Rubio and Sen. Mike LeeMichael (Mike) Shumway LeeSchumer ramps up filibuster fight ahead of Jan. 6 anniversary Juan Williams: The GOP is an anti-America party Manchin faces pressure from Gillibrand, other colleagues on paid family leave MORE (R-Utah) have been pushing for a more robust child tax credit for years. During the debate over the Senate bill last week, the pair offered an amendment that would have made the credit refundable against payroll taxes. But the amendment was shot down in part because it was paid for by ticking up the corporate rate.
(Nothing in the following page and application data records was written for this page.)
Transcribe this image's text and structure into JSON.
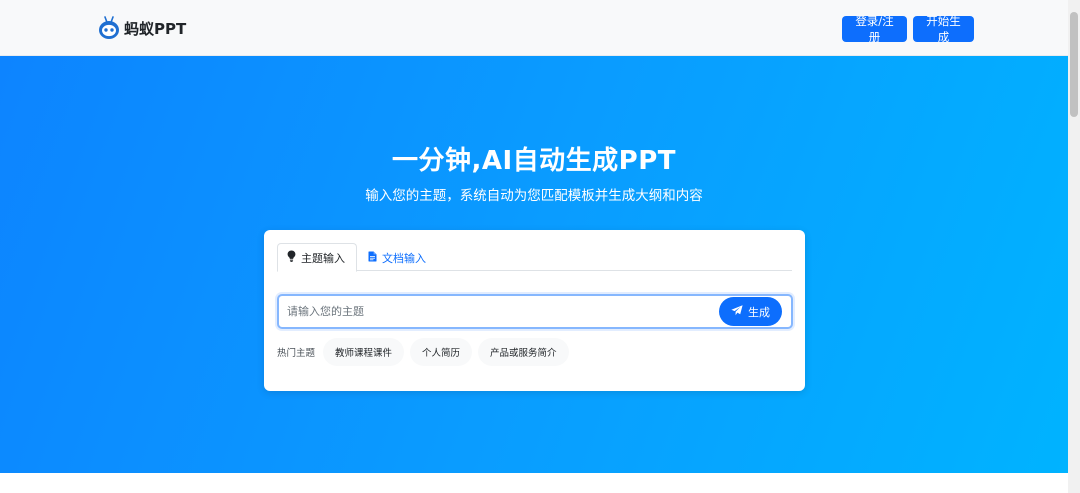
{
  "header": {
    "logo_text": "蚂蚁PPT",
    "login_button": "登录/注册",
    "start_button": "开始生成"
  },
  "hero": {
    "title": "一分钟,AI自动生成PPT",
    "subtitle": "输入您的主题，系统自动为您匹配模板并生成大纲和内容"
  },
  "card": {
    "tabs": [
      {
        "label": "主题输入",
        "icon": "lightbulb-icon",
        "active": true
      },
      {
        "label": "文档输入",
        "icon": "file-icon",
        "active": false
      }
    ],
    "search": {
      "placeholder": "请输入您的主题",
      "value": "",
      "submit_label": "生成"
    },
    "hot_topics": {
      "label": "热门主题",
      "items": [
        "教师课程课件",
        "个人简历",
        "产品或服务简介"
      ]
    }
  },
  "colors": {
    "primary": "#0d6efd",
    "hero_gradient_start": "#0d84ff",
    "hero_gradient_end": "#00b3ff"
  }
}
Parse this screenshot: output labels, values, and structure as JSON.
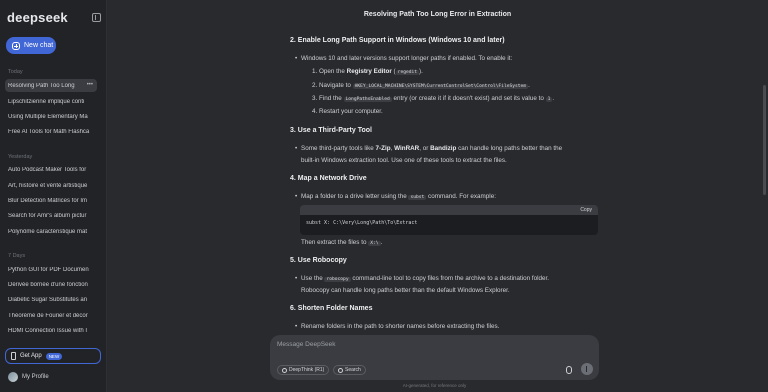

Rubio and Lee are continuing to push for boosting the child tax credit. Earlier in the week, the Senate approved a motion from Rubio to instruct the conference committee to expand the the credit to at least $2,000 and have it benefit more low-wage parents. The Senate bill would increase the credit to $2,000, while the House bill would only increase it to $1,600.